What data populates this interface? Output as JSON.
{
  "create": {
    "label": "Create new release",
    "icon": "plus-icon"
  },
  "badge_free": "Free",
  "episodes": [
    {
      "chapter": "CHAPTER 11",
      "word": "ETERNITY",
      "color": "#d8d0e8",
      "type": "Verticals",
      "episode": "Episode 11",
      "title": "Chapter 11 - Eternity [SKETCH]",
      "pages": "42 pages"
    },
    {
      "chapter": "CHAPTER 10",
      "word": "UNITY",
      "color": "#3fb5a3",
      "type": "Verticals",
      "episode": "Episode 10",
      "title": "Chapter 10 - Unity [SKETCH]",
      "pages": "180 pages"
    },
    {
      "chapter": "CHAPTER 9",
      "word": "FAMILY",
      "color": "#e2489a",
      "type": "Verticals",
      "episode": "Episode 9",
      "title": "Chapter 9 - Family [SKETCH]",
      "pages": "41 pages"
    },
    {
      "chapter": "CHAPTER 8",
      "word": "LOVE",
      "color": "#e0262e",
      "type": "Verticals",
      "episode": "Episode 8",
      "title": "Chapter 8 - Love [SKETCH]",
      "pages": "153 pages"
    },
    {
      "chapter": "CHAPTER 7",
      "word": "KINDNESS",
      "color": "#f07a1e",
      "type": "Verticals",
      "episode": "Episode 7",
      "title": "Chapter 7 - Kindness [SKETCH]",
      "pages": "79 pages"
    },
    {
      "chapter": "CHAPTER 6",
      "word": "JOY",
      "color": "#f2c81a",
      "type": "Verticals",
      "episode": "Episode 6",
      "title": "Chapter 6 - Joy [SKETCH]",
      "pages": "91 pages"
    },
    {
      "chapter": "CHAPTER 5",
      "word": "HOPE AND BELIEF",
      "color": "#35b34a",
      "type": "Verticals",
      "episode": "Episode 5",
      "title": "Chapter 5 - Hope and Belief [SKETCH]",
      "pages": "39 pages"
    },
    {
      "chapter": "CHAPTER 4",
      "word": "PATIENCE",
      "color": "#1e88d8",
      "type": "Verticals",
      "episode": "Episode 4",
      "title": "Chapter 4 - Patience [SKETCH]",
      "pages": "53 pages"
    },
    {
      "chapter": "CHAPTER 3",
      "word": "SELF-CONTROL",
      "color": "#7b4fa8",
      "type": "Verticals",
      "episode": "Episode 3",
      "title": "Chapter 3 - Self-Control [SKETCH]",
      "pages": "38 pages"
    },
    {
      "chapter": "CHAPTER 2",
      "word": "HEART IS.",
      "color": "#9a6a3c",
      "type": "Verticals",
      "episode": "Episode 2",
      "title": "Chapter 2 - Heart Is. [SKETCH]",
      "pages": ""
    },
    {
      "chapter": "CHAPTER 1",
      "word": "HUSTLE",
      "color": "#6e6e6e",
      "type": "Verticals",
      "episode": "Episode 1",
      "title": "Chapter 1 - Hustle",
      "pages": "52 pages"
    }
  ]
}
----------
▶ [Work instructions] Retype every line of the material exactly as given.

▶ [Result of this exercise]
What data populates this interface? Output as JSON.
{
  "create": {
    "label": "Create new release",
    "icon": "plus-icon"
  },
  "badge_free": "Free",
  "episodes": [
    {
      "chapter": "CHAPTER 11",
      "word": "ETERNITY",
      "color": "#d8d0e8",
      "type": "Verticals",
      "episode": "Episode 11",
      "title": "Chapter 11 - Eternity [SKETCH]",
      "pages": "42 pages"
    },
    {
      "chapter": "CHAPTER 10",
      "word": "UNITY",
      "color": "#3fb5a3",
      "type": "Verticals",
      "episode": "Episode 10",
      "title": "Chapter 10 - Unity [SKETCH]",
      "pages": "180 pages"
    },
    {
      "chapter": "CHAPTER 9",
      "word": "FAMILY",
      "color": "#e2489a",
      "type": "Verticals",
      "episode": "Episode 9",
      "title": "Chapter 9 - Family [SKETCH]",
      "pages": "41 pages"
    },
    {
      "chapter": "CHAPTER 8",
      "word": "LOVE",
      "color": "#e0262e",
      "type": "Verticals",
      "episode": "Episode 8",
      "title": "Chapter 8 - Love [SKETCH]",
      "pages": "153 pages"
    },
    {
      "chapter": "CHAPTER 7",
      "word": "KINDNESS",
      "color": "#f07a1e",
      "type": "Verticals",
      "episode": "Episode 7",
      "title": "Chapter 7 - Kindness [SKETCH]",
      "pages": "79 pages"
    },
    {
      "chapter": "CHAPTER 6",
      "word": "JOY",
      "color": "#f2c81a",
      "type": "Verticals",
      "episode": "Episode 6",
      "title": "Chapter 6 - Joy [SKETCH]",
      "pages": "91 pages"
    },
    {
      "chapter": "CHAPTER 5",
      "word": "HOPE AND BELIEF",
      "color": "#35b34a",
      "type": "Verticals",
      "episode": "Episode 5",
      "title": "Chapter 5 - Hope and Belief [SKETCH]",
      "pages": "39 pages"
    },
    {
      "chapter": "CHAPTER 4",
      "word": "PATIENCE",
      "color": "#1e88d8",
      "type": "Verticals",
      "episode": "Episode 4",
      "title": "Chapter 4 - Patience [SKETCH]",
      "pages": "53 pages"
    },
    {
      "chapter": "CHAPTER 3",
      "word": "SELF-CONTROL",
      "color": "#7b4fa8",
      "type": "Verticals",
      "episode": "Episode 3",
      "title": "Chapter 3 - Self-Control [SKETCH]",
      "pages": "38 pages"
    },
    {
      "chapter": "CHAPTER 2",
      "word": "HEART IS.",
      "color": "#9a6a3c",
      "type": "Verticals",
      "episode": "Episode 2",
      "title": "Chapter 2 - Heart Is. [SKETCH]",
      "pages": ""
    },
    {
      "chapter": "CHAPTER 1",
      "word": "HUSTLE",
      "color": "#6e6e6e",
      "type": "Verticals",
      "episode": "Episode 1",
      "title": "Chapter 1 - Hustle",
      "pages": "52 pages"
    }
  ]
}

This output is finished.